AIM OF THE TASK => Reproduce each record below in full, word for word, without images.

____ INPUT FOR THIS TASK

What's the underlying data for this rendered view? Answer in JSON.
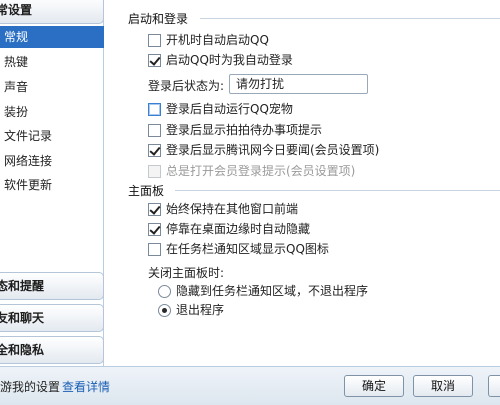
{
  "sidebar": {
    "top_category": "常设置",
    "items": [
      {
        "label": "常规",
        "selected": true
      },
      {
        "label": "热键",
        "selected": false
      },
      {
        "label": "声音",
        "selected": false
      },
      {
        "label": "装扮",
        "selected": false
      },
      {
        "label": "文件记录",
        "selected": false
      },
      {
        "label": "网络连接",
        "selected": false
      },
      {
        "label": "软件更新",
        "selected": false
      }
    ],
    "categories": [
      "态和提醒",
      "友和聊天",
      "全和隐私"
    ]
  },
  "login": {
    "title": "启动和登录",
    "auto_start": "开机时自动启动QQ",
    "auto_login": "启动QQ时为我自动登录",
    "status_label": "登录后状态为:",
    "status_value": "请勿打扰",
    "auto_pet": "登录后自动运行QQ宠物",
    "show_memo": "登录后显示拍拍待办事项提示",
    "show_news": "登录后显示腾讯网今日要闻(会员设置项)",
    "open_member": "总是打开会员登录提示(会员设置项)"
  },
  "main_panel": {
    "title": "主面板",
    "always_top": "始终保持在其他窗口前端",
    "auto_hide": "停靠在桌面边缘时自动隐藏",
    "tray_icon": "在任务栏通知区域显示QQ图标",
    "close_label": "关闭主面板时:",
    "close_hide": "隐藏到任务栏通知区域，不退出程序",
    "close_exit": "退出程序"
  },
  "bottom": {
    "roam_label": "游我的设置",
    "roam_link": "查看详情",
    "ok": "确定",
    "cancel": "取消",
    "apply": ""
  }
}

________

OUTPUT =>
What's the underlying data for this rendered view? Answer in JSON.
{
  "sidebar": {
    "top_category": "常设置",
    "items": [
      {
        "label": "常规",
        "selected": true
      },
      {
        "label": "热键",
        "selected": false
      },
      {
        "label": "声音",
        "selected": false
      },
      {
        "label": "装扮",
        "selected": false
      },
      {
        "label": "文件记录",
        "selected": false
      },
      {
        "label": "网络连接",
        "selected": false
      },
      {
        "label": "软件更新",
        "selected": false
      }
    ],
    "categories": [
      "态和提醒",
      "友和聊天",
      "全和隐私"
    ]
  },
  "login": {
    "title": "启动和登录",
    "auto_start": "开机时自动启动QQ",
    "auto_login": "启动QQ时为我自动登录",
    "status_label": "登录后状态为:",
    "status_value": "请勿打扰",
    "auto_pet": "登录后自动运行QQ宠物",
    "show_memo": "登录后显示拍拍待办事项提示",
    "show_news": "登录后显示腾讯网今日要闻(会员设置项)",
    "open_member": "总是打开会员登录提示(会员设置项)"
  },
  "main_panel": {
    "title": "主面板",
    "always_top": "始终保持在其他窗口前端",
    "auto_hide": "停靠在桌面边缘时自动隐藏",
    "tray_icon": "在任务栏通知区域显示QQ图标",
    "close_label": "关闭主面板时:",
    "close_hide": "隐藏到任务栏通知区域，不退出程序",
    "close_exit": "退出程序"
  },
  "bottom": {
    "roam_label": "游我的设置",
    "roam_link": "查看详情",
    "ok": "确定",
    "cancel": "取消",
    "apply": ""
  }
}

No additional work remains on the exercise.